PROBLEM REQUIREMENTS | Looking at the entries below, how many lines include the word "Guerra"? Answer with the number alone.

INPUT MATERIAL |
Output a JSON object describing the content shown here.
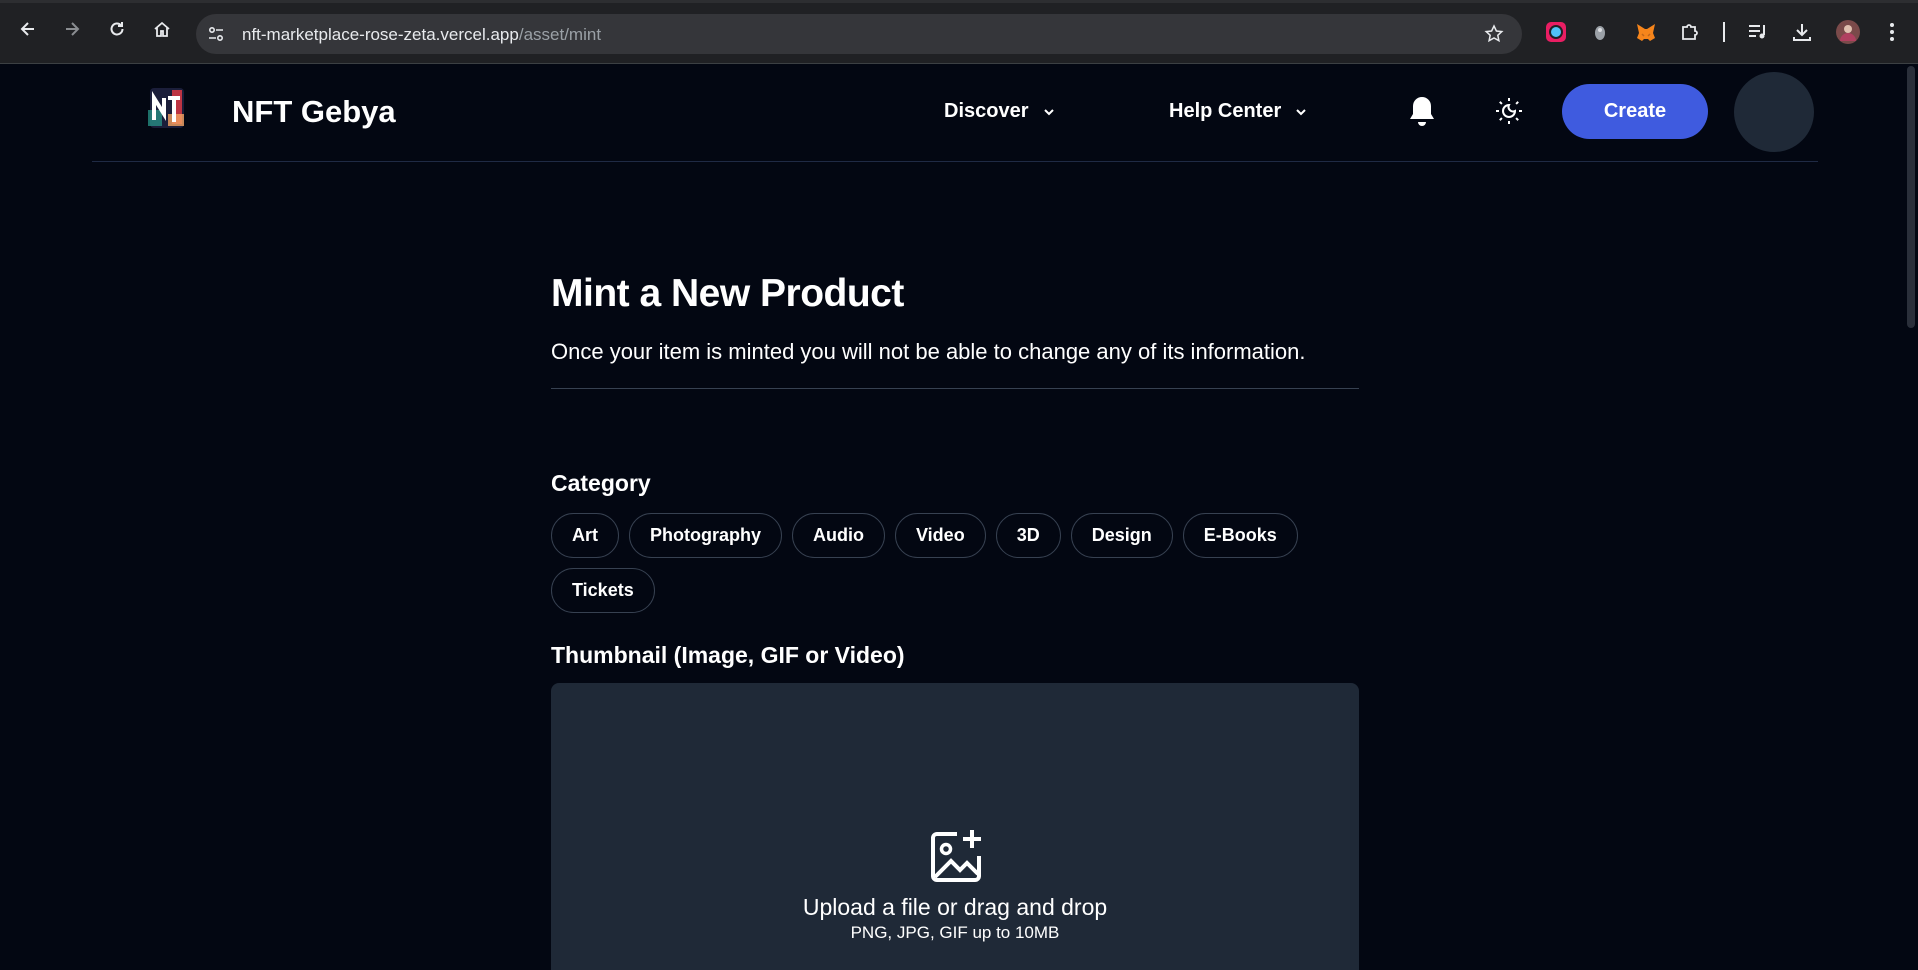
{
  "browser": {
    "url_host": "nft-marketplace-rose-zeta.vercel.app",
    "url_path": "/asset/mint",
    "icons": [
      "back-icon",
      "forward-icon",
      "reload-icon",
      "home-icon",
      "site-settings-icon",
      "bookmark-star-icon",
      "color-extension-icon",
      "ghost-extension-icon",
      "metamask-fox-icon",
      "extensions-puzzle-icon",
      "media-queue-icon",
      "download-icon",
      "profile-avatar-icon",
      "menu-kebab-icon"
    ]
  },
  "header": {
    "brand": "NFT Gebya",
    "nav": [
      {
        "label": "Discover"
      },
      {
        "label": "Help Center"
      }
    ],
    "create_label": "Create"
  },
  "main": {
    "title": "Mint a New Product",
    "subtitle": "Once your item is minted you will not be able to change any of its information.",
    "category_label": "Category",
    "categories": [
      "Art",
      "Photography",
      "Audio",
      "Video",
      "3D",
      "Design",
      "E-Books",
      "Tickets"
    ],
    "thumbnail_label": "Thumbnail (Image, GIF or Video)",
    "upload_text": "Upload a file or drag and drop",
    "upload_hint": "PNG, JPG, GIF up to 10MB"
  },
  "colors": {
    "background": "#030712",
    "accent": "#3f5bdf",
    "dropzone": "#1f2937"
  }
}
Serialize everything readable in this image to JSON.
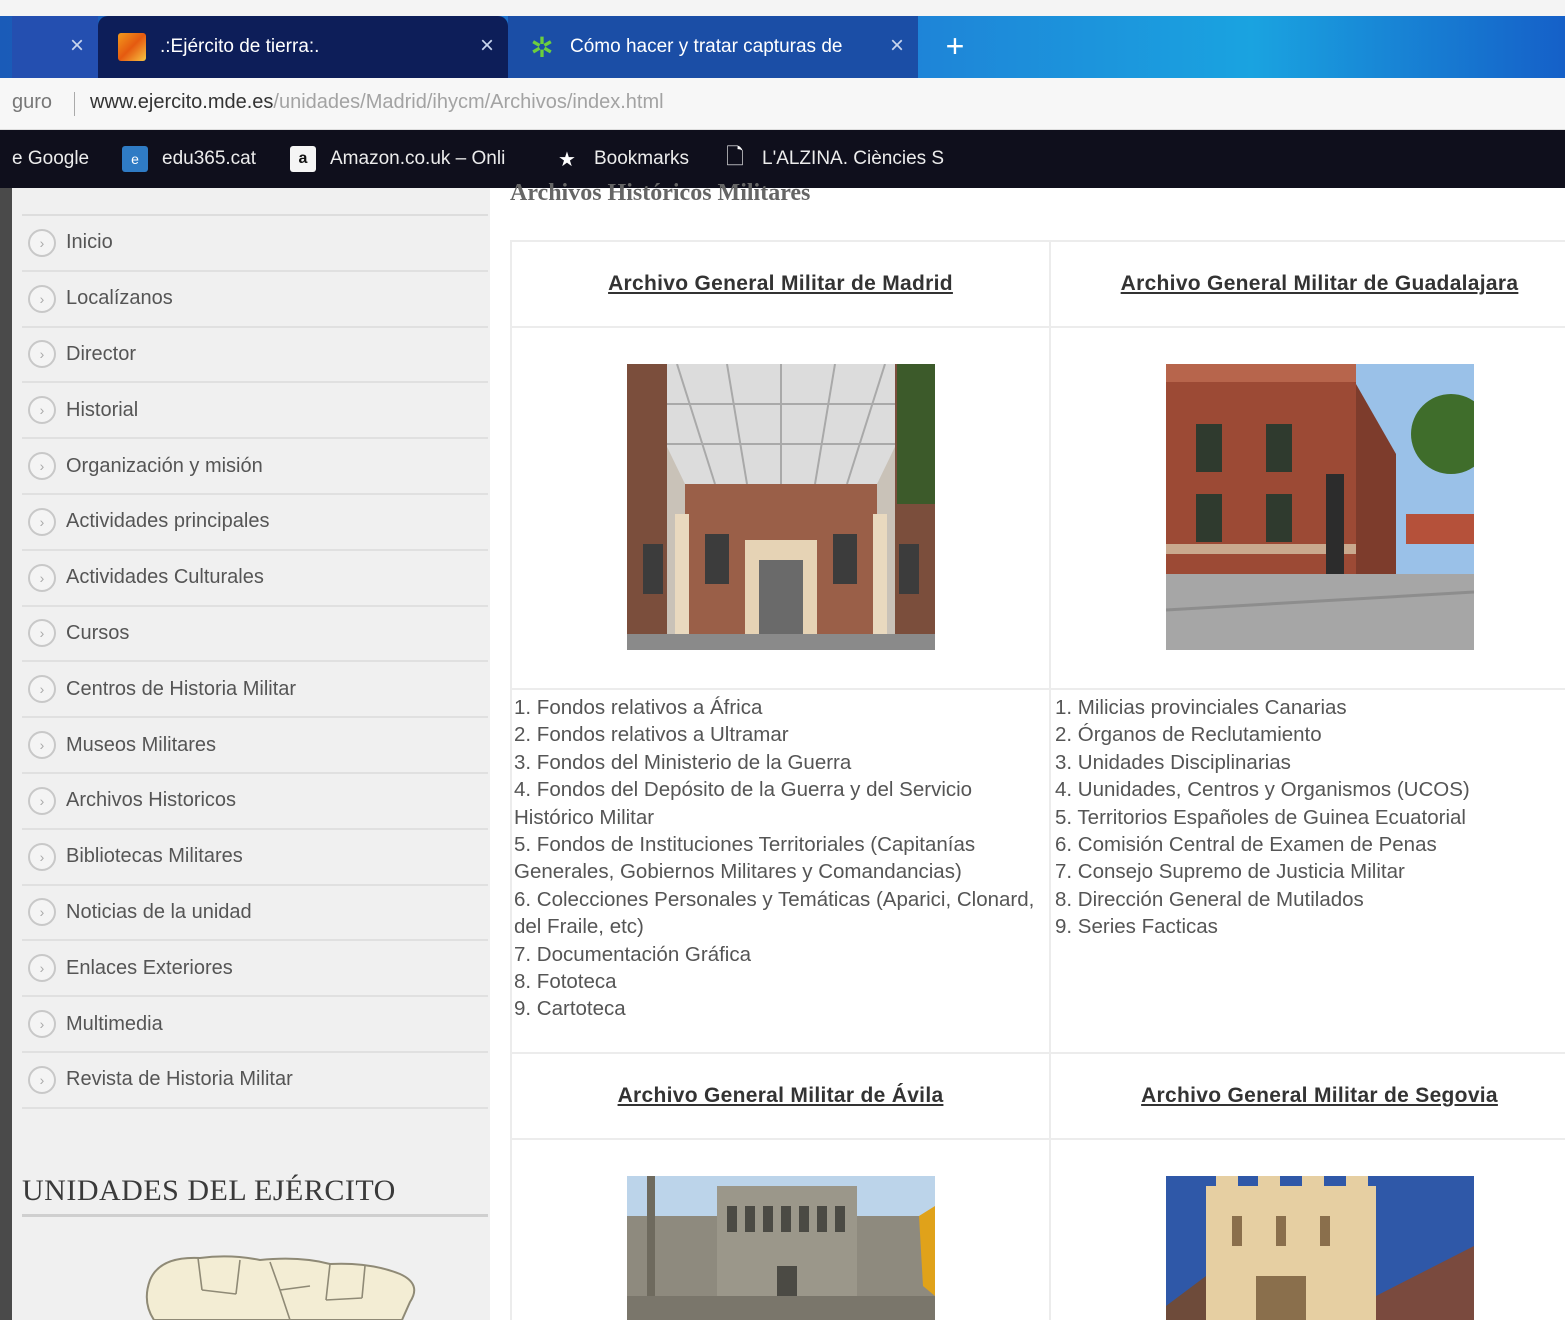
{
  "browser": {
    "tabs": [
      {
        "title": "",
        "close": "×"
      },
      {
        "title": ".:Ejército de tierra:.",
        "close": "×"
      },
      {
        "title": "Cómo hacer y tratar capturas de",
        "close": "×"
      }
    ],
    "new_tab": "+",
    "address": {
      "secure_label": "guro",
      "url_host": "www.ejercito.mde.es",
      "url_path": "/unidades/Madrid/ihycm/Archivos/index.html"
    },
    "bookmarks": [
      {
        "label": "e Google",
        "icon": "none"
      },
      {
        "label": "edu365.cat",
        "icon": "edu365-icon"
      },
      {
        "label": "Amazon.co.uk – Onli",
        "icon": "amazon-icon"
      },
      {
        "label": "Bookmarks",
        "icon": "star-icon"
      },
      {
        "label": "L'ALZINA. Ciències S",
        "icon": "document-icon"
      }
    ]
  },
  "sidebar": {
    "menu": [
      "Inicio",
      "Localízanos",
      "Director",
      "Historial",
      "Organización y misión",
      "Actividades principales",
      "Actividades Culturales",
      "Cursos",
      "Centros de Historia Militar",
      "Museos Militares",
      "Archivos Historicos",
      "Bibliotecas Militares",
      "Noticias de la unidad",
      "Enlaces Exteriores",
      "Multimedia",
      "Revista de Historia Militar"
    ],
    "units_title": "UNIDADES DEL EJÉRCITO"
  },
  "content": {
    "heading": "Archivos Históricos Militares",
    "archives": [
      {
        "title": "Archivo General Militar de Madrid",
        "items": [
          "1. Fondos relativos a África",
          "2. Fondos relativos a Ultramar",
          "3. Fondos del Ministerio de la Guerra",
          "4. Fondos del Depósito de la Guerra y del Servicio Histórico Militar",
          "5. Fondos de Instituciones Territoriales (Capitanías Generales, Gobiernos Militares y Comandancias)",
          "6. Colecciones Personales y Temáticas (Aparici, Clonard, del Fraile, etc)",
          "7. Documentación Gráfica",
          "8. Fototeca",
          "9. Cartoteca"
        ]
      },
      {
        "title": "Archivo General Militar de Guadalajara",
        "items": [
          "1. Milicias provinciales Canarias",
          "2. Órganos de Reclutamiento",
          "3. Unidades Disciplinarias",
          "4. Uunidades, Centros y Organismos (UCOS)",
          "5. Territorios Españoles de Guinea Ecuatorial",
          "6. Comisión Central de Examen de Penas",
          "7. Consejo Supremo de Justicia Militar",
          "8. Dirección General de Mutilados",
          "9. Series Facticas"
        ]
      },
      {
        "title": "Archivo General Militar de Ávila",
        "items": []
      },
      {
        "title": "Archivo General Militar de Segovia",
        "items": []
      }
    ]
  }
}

EXERCISE OUTPUT | 2